Each year, I’d help my mother tend hundreds of hardy mums in her greenhouses as we prepared for the busy autumn selling season. During the summer, we’d pinch back the mums so that they would end up bushy and full instead of spindly. We’d also fertilize each individual pot too.
My mother is retired now, so this year, for the first time in a long time, I’ve had to visit someone else’s greenhouse to choose my annual mum.
It’s hard choosing a mum because they are all beautiful. There are several different types of mums: daisy, spoon types, spider mums, and football mums. Mums come in many different colors too. I’ve seen white mums; various pinks-from light pink to a deep, rich magenta; burgundy, purple, orange, yellow, rust, red, and mums in different combinations of colors.
If you’d like a mum for your fall decorating, mums labeled “hardy” or “garden” are what you want. Mums used to be a nickname for “chrysanthemums”, but the name has now been changed to the tongue-twisting “dendranthema x grandiflora”.
I simply display my fall mum on my deck, enjoying it until a really hard frost finally turns it black. If you prefer, you can plant your mums in the garden instead.
If you’re going to plant your mum in the garden, make sure it has sun for at least half the day, though it would do well in the sun all day too. Make sure there is good drainage in your garden, and the soil should be moist, but not soggy.
There is no need to fertilize your fall mum. All you need to do is mulch it with some straw. In the spring you can remove the straw, remove any dead plant matter, then re-mulch with wood chips. Once the mum starts growing in the spring, keep new growth “pinched back” so that it doesn’t get spindly, but stop pinching back once the end of summer arrives.
One of my favorite things to do in the fall is to drive around looking at how everyone uses fall mums to decorate their homes. Some people are very creative and design very attractive arrangements using mums, pumpkins, gourds, corn stalks, bales of hay, and scarecrows.

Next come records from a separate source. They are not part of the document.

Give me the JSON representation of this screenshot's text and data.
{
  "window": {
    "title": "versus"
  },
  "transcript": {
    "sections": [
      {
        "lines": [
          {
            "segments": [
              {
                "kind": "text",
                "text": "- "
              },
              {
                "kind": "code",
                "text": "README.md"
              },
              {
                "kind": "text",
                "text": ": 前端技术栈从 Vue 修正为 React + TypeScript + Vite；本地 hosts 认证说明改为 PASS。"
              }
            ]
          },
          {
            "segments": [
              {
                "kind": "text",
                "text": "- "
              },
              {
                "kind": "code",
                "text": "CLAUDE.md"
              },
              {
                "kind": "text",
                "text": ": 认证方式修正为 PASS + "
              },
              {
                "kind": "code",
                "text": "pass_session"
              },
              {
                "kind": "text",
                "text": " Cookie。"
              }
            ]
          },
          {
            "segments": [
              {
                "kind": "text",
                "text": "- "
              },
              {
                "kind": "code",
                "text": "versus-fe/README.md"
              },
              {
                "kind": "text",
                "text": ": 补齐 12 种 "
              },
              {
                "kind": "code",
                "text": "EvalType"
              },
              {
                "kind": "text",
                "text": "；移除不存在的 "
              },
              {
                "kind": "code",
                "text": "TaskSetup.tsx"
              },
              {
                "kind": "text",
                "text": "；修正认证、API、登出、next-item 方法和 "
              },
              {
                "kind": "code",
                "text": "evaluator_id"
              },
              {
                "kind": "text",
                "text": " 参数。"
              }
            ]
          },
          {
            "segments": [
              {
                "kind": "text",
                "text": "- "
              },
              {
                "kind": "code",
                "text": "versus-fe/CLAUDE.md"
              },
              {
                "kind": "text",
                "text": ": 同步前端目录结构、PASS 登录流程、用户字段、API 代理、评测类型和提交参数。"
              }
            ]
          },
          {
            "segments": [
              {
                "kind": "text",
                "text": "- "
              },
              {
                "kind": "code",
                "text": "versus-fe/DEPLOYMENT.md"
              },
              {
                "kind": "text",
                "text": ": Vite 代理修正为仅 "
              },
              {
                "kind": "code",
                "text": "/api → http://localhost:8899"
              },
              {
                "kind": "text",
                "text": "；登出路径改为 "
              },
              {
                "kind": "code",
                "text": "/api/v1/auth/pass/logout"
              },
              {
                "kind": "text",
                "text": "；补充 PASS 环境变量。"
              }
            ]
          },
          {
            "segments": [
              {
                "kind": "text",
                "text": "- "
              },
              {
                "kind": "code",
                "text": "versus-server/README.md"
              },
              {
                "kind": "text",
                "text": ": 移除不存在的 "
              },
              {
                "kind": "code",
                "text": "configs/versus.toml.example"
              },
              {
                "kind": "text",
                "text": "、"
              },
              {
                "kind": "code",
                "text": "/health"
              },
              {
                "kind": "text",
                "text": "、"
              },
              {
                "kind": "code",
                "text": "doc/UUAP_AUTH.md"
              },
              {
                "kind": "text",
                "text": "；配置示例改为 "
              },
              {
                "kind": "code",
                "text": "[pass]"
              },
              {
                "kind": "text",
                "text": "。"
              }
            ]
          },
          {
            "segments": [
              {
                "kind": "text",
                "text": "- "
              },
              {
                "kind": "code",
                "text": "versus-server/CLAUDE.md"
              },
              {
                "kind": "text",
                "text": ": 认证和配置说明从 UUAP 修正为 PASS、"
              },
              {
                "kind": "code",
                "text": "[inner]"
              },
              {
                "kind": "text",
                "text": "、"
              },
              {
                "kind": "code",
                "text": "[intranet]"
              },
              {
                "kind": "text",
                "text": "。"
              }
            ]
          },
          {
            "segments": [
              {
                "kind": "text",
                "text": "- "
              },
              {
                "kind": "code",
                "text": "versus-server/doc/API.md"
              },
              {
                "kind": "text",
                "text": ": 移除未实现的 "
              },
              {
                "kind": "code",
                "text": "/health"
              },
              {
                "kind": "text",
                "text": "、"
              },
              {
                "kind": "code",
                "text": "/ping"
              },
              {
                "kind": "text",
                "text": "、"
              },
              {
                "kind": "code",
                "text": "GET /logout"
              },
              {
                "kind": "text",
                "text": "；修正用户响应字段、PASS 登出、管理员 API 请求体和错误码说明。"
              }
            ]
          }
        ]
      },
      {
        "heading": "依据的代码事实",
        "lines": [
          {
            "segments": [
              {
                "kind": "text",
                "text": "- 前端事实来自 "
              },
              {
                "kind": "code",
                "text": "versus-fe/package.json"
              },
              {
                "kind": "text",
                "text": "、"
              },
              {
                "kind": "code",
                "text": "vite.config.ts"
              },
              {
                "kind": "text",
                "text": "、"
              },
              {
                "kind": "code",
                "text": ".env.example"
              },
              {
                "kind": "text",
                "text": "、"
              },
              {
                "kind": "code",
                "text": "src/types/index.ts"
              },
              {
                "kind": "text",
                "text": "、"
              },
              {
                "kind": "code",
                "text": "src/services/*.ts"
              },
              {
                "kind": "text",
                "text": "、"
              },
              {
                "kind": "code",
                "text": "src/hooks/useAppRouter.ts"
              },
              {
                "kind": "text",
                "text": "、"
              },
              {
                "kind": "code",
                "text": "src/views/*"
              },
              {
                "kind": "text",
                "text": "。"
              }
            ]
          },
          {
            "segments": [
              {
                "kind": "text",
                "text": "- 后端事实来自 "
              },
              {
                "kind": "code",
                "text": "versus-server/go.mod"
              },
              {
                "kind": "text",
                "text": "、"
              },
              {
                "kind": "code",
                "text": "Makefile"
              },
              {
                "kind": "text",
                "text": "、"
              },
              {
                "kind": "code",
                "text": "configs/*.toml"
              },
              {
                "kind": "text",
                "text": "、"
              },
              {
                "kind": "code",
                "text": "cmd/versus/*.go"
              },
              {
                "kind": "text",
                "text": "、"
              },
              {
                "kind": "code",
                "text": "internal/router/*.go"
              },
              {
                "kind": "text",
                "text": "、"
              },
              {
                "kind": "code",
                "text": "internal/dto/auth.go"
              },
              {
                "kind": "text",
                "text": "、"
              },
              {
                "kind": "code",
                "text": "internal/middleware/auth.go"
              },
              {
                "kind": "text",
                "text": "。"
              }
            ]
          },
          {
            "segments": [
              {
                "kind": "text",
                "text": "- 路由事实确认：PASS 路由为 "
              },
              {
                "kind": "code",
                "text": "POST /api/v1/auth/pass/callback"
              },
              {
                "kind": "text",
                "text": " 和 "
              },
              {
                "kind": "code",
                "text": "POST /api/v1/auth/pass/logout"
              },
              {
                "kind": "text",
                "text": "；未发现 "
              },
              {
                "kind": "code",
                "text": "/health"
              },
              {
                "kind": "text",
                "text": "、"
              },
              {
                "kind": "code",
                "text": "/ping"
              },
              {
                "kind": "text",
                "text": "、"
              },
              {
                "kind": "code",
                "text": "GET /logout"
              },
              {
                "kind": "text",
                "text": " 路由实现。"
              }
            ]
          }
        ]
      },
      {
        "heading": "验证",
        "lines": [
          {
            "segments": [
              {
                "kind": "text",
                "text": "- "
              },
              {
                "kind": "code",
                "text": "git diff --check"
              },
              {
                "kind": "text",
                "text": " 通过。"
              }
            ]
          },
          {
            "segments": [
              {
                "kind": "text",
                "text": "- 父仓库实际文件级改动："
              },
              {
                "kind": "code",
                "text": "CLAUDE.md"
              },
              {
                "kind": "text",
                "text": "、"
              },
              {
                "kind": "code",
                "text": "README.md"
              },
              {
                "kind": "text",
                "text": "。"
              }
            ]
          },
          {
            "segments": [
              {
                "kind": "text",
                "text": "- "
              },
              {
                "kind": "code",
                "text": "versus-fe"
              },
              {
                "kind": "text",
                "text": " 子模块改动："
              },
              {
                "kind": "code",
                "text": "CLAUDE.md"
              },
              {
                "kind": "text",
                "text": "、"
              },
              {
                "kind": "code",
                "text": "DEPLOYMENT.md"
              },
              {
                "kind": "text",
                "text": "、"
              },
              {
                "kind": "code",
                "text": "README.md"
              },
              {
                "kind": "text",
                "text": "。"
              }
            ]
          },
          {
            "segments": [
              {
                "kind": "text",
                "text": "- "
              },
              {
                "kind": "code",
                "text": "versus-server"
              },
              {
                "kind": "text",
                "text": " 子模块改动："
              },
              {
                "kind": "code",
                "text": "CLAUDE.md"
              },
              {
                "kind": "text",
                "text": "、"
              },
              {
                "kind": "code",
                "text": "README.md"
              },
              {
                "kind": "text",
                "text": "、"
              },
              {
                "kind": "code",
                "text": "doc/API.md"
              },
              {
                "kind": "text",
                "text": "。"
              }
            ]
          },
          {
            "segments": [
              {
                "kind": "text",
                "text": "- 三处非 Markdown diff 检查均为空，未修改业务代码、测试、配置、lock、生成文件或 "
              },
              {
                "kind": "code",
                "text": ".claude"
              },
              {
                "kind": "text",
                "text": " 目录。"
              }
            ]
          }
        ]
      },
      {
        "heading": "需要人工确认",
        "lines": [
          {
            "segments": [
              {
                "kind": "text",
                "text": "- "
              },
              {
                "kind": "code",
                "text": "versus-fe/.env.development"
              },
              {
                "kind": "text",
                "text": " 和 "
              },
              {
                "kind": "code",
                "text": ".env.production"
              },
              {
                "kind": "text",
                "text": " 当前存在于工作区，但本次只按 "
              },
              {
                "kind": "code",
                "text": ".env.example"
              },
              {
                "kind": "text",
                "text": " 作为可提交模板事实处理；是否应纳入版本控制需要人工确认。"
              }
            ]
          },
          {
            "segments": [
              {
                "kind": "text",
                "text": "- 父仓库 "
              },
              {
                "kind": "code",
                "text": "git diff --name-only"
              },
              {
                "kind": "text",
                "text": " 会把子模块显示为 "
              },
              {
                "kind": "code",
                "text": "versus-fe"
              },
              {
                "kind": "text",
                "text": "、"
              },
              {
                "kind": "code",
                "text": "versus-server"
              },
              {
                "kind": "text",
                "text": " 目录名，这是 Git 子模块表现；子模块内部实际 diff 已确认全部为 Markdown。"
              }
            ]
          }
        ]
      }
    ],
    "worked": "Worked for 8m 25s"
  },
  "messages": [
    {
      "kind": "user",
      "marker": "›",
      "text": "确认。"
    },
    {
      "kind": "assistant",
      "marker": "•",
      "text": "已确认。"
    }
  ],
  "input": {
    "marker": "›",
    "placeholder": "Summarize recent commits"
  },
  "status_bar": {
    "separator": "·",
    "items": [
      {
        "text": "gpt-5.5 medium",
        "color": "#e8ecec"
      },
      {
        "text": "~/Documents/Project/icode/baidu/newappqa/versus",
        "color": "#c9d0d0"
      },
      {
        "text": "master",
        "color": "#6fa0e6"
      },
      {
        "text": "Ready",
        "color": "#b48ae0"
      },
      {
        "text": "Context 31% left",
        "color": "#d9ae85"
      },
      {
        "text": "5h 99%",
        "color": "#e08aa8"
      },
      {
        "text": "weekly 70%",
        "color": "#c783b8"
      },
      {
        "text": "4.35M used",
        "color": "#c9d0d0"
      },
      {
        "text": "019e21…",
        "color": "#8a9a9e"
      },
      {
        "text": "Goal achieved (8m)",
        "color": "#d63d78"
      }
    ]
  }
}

Mums require very little care, and can be enjoyed from the end of summer until after several frosts.